What the exercise asks = Each line that contains "JSON" needs to be copied from the listing.

Data =
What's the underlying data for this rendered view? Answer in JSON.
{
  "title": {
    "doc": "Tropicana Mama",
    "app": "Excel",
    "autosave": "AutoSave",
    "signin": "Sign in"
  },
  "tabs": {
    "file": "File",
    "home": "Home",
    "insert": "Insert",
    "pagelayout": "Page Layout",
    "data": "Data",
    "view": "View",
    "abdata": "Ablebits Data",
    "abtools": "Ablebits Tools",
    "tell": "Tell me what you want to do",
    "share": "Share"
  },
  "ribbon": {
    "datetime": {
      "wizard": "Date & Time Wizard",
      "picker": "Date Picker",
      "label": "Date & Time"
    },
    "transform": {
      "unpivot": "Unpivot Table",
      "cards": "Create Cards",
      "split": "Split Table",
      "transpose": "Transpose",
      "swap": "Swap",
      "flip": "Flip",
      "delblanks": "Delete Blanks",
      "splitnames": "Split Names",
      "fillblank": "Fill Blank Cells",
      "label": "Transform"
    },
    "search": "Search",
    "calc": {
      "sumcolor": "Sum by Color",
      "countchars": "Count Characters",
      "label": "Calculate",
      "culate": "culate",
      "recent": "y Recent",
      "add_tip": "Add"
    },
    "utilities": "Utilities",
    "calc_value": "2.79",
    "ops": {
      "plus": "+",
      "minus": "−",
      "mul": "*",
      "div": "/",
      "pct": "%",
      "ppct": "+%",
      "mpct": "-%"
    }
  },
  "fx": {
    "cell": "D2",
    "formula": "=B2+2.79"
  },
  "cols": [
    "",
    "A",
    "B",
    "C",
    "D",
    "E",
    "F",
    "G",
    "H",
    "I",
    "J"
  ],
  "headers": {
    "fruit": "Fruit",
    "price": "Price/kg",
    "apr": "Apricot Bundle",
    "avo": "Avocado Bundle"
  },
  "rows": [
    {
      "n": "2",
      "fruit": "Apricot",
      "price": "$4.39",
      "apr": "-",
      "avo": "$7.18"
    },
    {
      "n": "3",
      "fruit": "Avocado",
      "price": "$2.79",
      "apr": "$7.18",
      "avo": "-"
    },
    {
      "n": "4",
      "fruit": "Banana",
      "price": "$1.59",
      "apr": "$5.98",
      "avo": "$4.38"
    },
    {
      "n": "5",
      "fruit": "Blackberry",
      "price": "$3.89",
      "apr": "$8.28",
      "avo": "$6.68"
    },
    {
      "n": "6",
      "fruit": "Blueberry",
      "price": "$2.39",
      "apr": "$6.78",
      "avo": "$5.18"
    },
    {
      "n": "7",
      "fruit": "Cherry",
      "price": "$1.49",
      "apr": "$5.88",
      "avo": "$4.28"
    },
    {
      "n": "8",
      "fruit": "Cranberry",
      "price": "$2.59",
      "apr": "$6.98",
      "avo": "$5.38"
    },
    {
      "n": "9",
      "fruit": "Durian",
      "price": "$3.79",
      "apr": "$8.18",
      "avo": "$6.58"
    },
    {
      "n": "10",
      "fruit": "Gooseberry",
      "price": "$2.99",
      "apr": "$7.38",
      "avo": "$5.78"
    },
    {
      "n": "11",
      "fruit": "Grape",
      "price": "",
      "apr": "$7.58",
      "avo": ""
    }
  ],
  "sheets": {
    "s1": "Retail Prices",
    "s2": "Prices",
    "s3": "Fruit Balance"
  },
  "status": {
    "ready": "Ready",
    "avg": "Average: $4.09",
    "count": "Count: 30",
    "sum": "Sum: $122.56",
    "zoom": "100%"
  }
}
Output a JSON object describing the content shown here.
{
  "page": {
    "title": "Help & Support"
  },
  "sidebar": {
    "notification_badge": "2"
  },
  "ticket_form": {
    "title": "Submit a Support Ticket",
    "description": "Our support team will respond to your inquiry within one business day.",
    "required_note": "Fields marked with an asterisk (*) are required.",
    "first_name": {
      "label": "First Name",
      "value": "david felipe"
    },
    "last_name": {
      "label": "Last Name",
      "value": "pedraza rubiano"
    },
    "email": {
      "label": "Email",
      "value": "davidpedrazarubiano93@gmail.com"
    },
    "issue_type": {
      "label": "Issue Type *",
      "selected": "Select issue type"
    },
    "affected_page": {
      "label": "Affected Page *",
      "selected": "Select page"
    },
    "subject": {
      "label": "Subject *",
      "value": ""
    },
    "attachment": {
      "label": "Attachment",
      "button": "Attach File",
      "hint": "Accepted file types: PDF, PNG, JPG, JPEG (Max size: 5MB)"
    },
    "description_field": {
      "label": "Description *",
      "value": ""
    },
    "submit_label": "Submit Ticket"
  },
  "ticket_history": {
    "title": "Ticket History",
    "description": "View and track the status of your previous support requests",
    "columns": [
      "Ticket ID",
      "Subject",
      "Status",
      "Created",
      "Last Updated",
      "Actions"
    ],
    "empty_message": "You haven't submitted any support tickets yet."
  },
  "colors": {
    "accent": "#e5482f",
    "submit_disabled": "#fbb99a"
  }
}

Written answer =
What's the underlying data for this rendered view? Answer in JSON.
Output a JSON object describing the content shown here.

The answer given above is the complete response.